If you’ve missed these, just click on the links: having a jamaica, chuckney, jeely pieces, laavie, quine, tammie norie, peenie and bubblyjock.
Would you know a bubblyjock if you met one?
I sidle in and look from one to the next. Granda, his face as scarlet as the comb on a bubblyjock. Ma, upset but tight-faced. Unty Jinna by the window, keeping a wary watch for anyone passing by.
Have you also mastered having a jamaica, chuckney, jeely pieces, laavie, quine, tammie norie, and peenie?
Today’s snippet from Meggie might come in useful if you’ve had a hard night—or maybe if you’ve eaten too much chocolate (um, not that anyone round here would do that…).
Wasn’t that I didn’t like my cousins—oh, but that Liza! If she wasn’t whining she was prattling fit to give us all a pain in the peenie.
To catch up on other useful additions to your vocabulary, click on have a jamaica, chuckney, jeely pieces, laavie, quine, and tammie norie.
Today’s little snippet comes from Lerwick, in the Shetlands.
puffin (local term)
The cliff face is home to hundreds of puffins, hunkering down among the small mauve flowers—I don’t know their name—that cluster over rocks, sheltering burrows.
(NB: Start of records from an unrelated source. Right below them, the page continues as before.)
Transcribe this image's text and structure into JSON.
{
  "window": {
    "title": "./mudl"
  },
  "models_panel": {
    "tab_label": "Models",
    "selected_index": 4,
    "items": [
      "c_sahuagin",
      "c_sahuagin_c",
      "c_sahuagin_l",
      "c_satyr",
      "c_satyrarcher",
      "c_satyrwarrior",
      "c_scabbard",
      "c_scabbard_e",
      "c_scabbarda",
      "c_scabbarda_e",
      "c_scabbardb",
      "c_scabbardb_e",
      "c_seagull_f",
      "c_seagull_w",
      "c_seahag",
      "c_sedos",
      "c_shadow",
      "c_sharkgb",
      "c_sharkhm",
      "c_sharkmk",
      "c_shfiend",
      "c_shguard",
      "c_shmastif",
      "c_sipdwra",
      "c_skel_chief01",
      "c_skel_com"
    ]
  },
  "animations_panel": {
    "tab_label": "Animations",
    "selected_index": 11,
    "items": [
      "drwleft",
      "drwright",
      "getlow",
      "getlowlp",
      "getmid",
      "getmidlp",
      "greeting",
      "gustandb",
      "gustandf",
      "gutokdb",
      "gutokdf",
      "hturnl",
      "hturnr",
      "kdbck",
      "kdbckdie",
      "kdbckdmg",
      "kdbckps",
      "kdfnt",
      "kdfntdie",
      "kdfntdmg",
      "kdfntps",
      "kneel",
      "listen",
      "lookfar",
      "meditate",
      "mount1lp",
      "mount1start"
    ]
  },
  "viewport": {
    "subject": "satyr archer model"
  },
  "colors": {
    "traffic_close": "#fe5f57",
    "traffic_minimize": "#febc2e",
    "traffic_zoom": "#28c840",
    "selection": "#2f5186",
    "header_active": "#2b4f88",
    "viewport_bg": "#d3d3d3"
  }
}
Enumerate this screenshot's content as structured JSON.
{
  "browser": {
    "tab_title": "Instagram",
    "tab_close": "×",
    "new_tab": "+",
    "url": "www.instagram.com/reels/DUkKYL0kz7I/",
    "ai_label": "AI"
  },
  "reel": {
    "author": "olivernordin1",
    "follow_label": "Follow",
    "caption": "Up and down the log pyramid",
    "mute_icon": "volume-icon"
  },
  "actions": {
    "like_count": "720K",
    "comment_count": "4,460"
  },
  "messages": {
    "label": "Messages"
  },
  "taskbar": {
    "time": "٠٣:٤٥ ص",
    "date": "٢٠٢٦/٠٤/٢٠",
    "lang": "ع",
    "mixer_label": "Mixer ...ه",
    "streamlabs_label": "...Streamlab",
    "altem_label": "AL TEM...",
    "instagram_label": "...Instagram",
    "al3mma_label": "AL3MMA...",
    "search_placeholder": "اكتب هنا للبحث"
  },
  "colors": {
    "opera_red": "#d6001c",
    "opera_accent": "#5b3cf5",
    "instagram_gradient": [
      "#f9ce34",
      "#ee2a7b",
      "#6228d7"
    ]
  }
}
Ye canna look at a tammie norie without smiling, Magnus Tulloch says, and I think: Aye, they are the strangest little things, birds that look as though they’ve been put together on the Lord’s day off by someone with a sense of humour—a hodgepodge thrown together with the bits left over from other birds, some I’ve only ever seen in The Class Book of the Natural World at school. Fat, stumpy bodies in black and white penguin clothes. The brightly tropic-coloured beaks of toucans. Enormous orange feet, webbed like a duck’s, splaying all ungainly as they come in to land on graceful eagle wings. Who could dream up anything as—what’s the word? Anything as preposterous as a puffin?
Click on the links to catch up with the meaning of having a jamaica, chuckney, jeely pieces, laavie and quine.
Only six days to go until Elemental is in stores, and here’s today’s little language lesson.
girl, young woman; ‘quinie’ is an affectionate form of the word
All the way from India, Kitta had told me in a hush of awe. All the quines wear silk in India. Their dresses an’ shawls, the scarves on their heads, even their drawers! And we looked at each other, trying to imagine such extravagance, such indulgence, and thinking what a scandalous, perfect place it must be, this place called India.
For more quick language lessons, click on the links for have a jamaica, chuckney, jeely pieces and laavie.
An especially wee countdown, if you’ll pardon the pun. It’s down to basics for Meggie’s (easy) word of the day!
But even if there had been a break allowed for the laavie, I would have held out still. You’d to be desperate to use the rough shelter with its panless seat open to the sea and in full view of returning boats. If your belly muscles weren’t strong when you arrived at Gremista, they were when you left.
Click on the links to learn about having a jamaica, being plucked like a chuckney, and jeely pieces.